Treatment with efficacious antipsychotic drugs such as haloperidol increases the concentrations of neurotensin (NT) in the nucleus accumbens and caudate nucleus of the rat. These increases in NT concentrations may be associated with the therapeutic and/or side effects of these drugs. CI‐943, a novel compound without appreciable affinity for dopamine‐binding sites, produces behavioral effects in animals, which suggest that it may possess antipsychotic activity. This study evaluated the effects of subchronic treatment (3 weeks) with CI‐943 or haloperidol on regional brain NT concentrations in rats. Haloperidol treatment (1 mg/kg) produced significant increases in the concentrations of NT in the nucleus accumbens and caudate nucleus but not in the other brain regions studied. Like haloperidol, CI‐943 (40 mg/kg) increased NT concentrations in the nucleus accumbens and caudate but differed in that CI‐943 produced significantly greater increases in NT concentration in the caudate than haloperidol and also increased NT content in the substantia nigra/ventral tegmental area and hypothalamus.

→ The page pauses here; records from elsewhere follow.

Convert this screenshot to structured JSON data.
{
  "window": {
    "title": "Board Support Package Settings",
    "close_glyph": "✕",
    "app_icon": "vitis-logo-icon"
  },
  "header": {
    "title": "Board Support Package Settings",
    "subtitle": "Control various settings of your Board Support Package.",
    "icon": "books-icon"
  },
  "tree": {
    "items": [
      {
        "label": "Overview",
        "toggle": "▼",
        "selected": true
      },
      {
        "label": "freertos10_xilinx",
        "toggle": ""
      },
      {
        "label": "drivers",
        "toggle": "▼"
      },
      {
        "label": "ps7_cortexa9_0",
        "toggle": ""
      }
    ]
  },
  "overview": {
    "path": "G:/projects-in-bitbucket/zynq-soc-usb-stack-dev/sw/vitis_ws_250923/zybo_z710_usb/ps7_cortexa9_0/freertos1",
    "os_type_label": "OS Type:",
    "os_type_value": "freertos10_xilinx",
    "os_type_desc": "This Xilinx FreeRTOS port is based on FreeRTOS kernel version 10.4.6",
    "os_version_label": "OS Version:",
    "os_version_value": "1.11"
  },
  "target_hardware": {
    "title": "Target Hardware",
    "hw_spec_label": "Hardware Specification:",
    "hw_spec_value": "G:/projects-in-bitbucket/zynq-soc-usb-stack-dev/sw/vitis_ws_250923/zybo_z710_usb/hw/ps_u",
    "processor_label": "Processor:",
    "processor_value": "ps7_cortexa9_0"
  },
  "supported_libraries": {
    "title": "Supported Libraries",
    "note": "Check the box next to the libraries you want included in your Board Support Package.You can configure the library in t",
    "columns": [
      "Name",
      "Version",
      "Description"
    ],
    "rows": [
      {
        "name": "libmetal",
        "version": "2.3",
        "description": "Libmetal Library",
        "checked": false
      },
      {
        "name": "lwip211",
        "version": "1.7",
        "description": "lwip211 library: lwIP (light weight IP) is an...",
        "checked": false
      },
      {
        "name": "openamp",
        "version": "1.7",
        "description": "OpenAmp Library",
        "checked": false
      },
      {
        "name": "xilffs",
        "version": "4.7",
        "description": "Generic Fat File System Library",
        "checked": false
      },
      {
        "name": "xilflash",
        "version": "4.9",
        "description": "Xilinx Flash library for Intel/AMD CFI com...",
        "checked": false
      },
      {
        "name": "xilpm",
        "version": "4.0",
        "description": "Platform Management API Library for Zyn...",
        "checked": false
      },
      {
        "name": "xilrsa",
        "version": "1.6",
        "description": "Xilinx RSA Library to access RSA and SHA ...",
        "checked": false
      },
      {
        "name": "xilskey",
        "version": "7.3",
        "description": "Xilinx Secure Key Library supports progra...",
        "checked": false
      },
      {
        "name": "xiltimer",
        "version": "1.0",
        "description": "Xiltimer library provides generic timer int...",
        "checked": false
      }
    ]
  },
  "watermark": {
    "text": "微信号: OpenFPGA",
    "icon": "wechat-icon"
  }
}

The regional specificity of the NT alterations produced by chronic treatment with CI‐943, a nondopamine receptor ligand, was similar to that previously reported after treatment with multiple doses of methamphetamine.
ASJC Scopus subject areas
- Cellular and Molecular Neuroscience